1832, originally in reference to a 15c.-16c. architectural style with wavy, flame-like curves, from French flamboyant "flaming, wavy," present participle of flamboyer "to flame," from Old French flamboiier "to flame, flare, blaze, glow, shine" (12c.), from flambe "a flame, flame of love," from flamble, variant of flamme, from Latin flammula "little flame," diminutive of flamma "flame, blazing fire" (from PIE root *bhel- (1) "to shine, flash, burn"). Extended sense of "showy, ornate" is from 1879. Related: Flamboyantly.
late 14c., "cause to contract or be wrinkled or wavy." Old English had gecrympan "to crimp, curl," but the modern word probably is from Middle Dutch or Low German crimpen/krimpen "to shrink, crimp." Sense of "bend back or inward, draw together" is from 1712. Related: Crimped; crimping.
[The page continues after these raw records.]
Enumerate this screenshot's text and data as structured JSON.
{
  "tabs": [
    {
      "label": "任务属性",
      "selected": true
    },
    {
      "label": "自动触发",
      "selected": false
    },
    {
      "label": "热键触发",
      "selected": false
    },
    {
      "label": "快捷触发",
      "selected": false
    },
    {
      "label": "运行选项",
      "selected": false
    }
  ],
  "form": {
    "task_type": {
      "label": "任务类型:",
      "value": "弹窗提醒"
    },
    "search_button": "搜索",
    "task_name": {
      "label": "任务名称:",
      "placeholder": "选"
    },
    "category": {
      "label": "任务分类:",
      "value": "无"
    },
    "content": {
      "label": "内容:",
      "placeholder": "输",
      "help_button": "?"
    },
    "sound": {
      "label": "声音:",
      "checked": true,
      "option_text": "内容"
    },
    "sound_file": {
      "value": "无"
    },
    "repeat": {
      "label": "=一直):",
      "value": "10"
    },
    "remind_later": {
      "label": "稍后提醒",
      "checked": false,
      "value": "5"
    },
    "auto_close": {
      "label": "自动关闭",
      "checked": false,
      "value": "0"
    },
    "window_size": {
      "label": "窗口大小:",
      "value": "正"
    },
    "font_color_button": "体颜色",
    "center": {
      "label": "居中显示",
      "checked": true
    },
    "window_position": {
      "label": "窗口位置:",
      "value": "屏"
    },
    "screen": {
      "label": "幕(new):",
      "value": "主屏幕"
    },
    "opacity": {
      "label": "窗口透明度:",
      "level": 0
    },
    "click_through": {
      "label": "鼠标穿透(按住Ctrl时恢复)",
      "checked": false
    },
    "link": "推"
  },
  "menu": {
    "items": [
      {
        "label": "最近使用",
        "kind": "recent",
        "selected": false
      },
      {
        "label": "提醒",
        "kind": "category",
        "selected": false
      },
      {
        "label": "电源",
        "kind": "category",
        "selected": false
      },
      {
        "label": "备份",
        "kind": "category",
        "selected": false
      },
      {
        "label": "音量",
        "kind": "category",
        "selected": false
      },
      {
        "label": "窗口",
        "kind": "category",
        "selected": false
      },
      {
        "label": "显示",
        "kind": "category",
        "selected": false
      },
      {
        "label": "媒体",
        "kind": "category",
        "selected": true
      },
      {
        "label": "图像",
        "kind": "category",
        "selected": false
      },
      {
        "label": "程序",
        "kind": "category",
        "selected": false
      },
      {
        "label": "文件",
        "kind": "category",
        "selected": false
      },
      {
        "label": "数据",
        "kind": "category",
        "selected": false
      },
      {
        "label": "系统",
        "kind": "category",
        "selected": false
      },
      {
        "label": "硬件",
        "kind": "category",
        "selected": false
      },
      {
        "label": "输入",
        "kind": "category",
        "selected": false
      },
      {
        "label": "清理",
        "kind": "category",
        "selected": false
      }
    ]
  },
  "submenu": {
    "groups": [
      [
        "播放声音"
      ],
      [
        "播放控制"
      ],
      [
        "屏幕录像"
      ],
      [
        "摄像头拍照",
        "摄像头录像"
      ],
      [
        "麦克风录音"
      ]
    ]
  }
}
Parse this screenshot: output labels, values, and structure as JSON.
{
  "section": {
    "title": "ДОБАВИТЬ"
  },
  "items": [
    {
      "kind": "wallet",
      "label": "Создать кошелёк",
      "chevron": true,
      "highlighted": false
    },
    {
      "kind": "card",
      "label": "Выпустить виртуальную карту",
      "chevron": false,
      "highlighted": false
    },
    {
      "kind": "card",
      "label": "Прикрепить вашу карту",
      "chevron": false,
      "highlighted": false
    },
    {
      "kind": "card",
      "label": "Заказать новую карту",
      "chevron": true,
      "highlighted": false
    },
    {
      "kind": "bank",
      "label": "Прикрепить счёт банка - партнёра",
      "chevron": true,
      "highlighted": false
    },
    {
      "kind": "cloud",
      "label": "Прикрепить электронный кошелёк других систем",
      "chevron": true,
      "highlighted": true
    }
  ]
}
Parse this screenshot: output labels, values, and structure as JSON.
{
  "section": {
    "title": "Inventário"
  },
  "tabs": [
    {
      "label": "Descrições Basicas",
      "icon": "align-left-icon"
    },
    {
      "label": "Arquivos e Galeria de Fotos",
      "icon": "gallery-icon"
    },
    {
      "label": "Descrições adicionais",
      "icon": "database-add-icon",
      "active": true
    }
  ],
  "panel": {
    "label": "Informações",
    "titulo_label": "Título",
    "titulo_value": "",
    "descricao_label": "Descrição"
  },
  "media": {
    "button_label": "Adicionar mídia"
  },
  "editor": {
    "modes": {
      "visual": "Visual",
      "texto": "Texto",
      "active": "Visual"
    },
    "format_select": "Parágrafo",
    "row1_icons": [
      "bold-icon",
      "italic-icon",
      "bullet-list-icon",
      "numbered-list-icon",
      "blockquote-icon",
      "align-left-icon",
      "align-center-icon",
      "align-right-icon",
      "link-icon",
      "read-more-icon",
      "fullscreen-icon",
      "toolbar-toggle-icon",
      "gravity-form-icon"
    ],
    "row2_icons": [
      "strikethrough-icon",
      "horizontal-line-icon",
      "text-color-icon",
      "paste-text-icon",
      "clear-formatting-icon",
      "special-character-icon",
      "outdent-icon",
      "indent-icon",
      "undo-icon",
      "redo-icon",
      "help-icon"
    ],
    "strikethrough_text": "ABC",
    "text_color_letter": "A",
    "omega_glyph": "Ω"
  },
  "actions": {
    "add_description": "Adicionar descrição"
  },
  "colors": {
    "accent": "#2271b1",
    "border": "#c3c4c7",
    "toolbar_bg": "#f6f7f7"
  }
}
"very small wave," 1798, from earlier meaning "stretch of shallow, rippling water" (1755), from ripple (v.). The meaning "light ruffling of the surface suggestive of a ripple" is from 1843.
The meaning "ice cream streaked with colored syrup" is attested by 1939, so called from its appearance. In reference to the ripple-rings in water from a cast stone, by 1884. (Chaucer, late 14c., used roundel "a little circle" for that.) As the name of a brand of inexpensive wine sold by E&J Gallo Winery, from 1960 to 1984. In geology, ripple-mark "wavy surface on sand formed by wind or water" is by 1833. Ripple effect "continuous spreading results of an event or action" is from 1950.
Old English crisp "curly, crimped, wavy" (of hair, wool, etc.) from Latin crispus "curled, wrinkled, having curly hair," from PIE root *sker- (2) "to turn, bend."
It began to mean "brittle" 1520s, for obscure reasons, perhaps based on what happens to flat things when they are cooked. Sense of "neat, brisk, having a fresh appearance" (1814) is perhaps a figurative use, or perhaps a separate word. Of air, "chill, bracing" by 1869.
As a noun from mid-14c., originally the name of a light, crinkly material formerly used for kerchiefs, veils, etc.; late 14c. as a kind of pastry. By 1826 as "overdone piece of anything cooked" (as in burned to a crisp). Potato crisps (now the British version of U.S. potato chips, but not originally exclusively British) is by 1897; as simply crisps by 1935. In U.S., crisps began to be used by 1903 in trade names of breakfast cereals. Related: Crisply; crispness.